I think a lovely middle-aged couple had got it about right when they were interviewed about becoming members of the Lotto Millionaire’s Club a few weeks ago. They appeared totally unfazed by their £3 million windfall. Why hadn’t they cleared off to enjoy their riches? “We have had a few things to sort out at work,” said the wife…
And I suppose if we are really honest that is how many of us would react, even though we might think otherwise. So far however the latest rich lotto Brit has remained elusive and, as I write, has not come forward with the winning ticket. I guess the £13,673,97  interest he (or she) is losing a day could be said to be small change !

Wednesday, 13 July 2011


  I don’t think I can write my first blog without some mention of the way it really was in times gone by before the electronic age when to “hack” was to give someone the chop with an axe !  I remember as a raw-faced cub reporter being urged by my seniors never to take a bribe to keep a story OUT of the paper on the pain of the sack. With princely pay of £3.10s  on a Cheshire weekly I guess I could have been “bought” but the temptation was never there.

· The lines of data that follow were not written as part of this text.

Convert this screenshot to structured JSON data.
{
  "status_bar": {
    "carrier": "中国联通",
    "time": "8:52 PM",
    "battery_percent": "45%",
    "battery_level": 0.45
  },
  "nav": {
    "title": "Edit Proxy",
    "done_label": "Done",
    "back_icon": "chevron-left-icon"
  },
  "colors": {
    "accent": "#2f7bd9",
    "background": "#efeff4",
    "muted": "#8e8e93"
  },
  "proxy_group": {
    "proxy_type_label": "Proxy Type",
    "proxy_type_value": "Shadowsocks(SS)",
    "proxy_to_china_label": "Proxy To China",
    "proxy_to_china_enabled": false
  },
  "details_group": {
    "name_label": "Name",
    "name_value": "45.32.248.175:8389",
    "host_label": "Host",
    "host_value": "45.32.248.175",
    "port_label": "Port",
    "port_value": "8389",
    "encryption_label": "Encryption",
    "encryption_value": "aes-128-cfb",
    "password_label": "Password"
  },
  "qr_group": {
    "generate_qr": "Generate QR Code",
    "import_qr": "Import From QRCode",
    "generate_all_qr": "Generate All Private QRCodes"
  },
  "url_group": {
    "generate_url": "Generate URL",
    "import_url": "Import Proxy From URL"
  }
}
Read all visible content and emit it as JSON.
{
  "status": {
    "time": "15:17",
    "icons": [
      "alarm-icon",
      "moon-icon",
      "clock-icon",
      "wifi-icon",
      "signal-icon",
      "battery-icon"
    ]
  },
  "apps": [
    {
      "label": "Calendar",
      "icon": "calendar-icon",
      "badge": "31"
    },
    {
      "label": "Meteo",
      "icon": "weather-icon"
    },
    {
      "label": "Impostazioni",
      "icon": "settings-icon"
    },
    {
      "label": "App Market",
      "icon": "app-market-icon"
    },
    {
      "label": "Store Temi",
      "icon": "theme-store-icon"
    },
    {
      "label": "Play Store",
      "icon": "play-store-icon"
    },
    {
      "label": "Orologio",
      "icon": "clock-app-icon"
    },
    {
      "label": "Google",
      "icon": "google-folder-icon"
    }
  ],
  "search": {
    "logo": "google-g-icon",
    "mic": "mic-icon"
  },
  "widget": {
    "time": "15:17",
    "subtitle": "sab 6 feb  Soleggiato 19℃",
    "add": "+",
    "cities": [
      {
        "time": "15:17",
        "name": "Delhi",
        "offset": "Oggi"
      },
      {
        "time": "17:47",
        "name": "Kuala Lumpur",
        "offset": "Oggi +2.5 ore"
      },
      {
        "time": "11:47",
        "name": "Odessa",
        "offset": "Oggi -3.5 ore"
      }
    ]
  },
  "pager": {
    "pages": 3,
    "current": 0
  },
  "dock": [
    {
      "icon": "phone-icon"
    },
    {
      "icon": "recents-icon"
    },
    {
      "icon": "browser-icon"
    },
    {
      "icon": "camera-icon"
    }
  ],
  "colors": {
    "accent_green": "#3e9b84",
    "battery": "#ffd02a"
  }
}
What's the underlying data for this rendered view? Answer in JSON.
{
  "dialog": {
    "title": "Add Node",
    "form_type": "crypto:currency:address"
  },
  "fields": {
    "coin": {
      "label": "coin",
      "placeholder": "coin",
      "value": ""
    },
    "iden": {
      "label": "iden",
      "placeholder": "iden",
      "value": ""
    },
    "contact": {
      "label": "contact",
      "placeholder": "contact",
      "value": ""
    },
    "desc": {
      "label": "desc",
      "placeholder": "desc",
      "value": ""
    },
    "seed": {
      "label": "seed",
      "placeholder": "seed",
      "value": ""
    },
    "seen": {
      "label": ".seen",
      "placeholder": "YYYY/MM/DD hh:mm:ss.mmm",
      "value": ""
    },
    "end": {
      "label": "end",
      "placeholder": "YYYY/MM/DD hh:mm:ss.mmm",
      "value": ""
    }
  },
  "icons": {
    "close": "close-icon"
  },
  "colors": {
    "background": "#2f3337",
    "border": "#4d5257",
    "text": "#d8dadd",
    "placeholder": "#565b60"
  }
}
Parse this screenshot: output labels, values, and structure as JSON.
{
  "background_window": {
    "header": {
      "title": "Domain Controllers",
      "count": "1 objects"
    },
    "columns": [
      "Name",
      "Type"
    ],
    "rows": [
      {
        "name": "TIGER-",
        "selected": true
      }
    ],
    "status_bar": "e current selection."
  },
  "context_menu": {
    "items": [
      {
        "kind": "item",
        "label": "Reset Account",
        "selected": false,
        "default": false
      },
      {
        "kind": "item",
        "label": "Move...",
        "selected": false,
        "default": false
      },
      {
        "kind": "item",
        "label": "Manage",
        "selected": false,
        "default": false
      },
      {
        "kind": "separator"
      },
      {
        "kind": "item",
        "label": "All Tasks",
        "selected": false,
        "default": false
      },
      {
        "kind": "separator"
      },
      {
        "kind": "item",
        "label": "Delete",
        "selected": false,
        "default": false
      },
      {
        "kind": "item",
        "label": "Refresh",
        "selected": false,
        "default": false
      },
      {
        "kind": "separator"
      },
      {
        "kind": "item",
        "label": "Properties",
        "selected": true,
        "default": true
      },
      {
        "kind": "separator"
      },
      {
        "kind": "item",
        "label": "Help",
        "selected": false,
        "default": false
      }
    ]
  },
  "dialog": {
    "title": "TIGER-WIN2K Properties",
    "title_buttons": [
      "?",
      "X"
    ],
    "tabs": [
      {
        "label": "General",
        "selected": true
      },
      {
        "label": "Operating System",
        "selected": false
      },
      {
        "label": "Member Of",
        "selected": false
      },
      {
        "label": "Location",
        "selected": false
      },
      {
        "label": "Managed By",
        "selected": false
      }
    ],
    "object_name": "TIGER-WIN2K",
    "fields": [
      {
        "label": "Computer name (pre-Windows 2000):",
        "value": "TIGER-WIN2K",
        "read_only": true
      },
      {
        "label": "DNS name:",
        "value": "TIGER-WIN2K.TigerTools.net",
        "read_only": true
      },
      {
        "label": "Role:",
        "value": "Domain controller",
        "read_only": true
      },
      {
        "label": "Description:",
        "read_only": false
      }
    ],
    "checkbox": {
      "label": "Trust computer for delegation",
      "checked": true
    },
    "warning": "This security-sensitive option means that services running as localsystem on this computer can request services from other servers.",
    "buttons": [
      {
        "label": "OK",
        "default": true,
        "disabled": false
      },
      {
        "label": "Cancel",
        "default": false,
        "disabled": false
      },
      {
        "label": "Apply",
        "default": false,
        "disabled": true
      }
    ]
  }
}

  Trading the secrets of Mrs Sparrow’s award winning apple pie with  a rival village WI  would hardly have got me a story in pre-Calendar girl days of who was having-it-off with whom. Even if a tip-off about a housewife and a randy vicar might have brought me riches from one of the more salacious national Sundays.
  Given the gift of a good news sense, I must confess to making a few bob in a lifetime as a newshound.  Not from hacking into computers and telephones or handing out large sums to bent coppers, but just good old fashioned journalism.
  Contacts have always been the lifeblood of the trade of newsgathering. So it was that every Tuesday I would mount the office bike in Wilmslow and cycle round my patch, stopping to chat in half a dozen outlying villages to my “regulars,” picking up handwritten reports from shops and post offices and – yes – even dropping in for a bite and  a (lemonade!) at one of the local pubs.
  Most of what I picked up to put in the paper was parish pump stuff by present standards. But just occasionally a real story happened and made a front page splash. Like the time I discovered a village school had been secretly closed by the authorities in the hope of covering up a mystery illness sweeping through the classrooms
 And before the discovery of Lindow man a tip off from a contact told me a skeleton had been found in a peat bog and was probably an ancient murder. Just in time to stop the press for that week’s paper.  The next edition told readers they were animal bones. But, hey, why let facts get in the way of a good story!
 Now all those weekly yarns seem light years away from tales in the late News of the World about alleged oversexed bed-hopping celebrities, Royals and mega-rich footballers, and yet I guess most  stories did  not the result from hacking into computers and mobile phones. Just large sums exchanged with contacts for information into their private lives which I guess most like to read, and speaking personally now as a freelance, who am I to cast the first stone…so long as the stories are true.
 Now did you know about the affair between…..?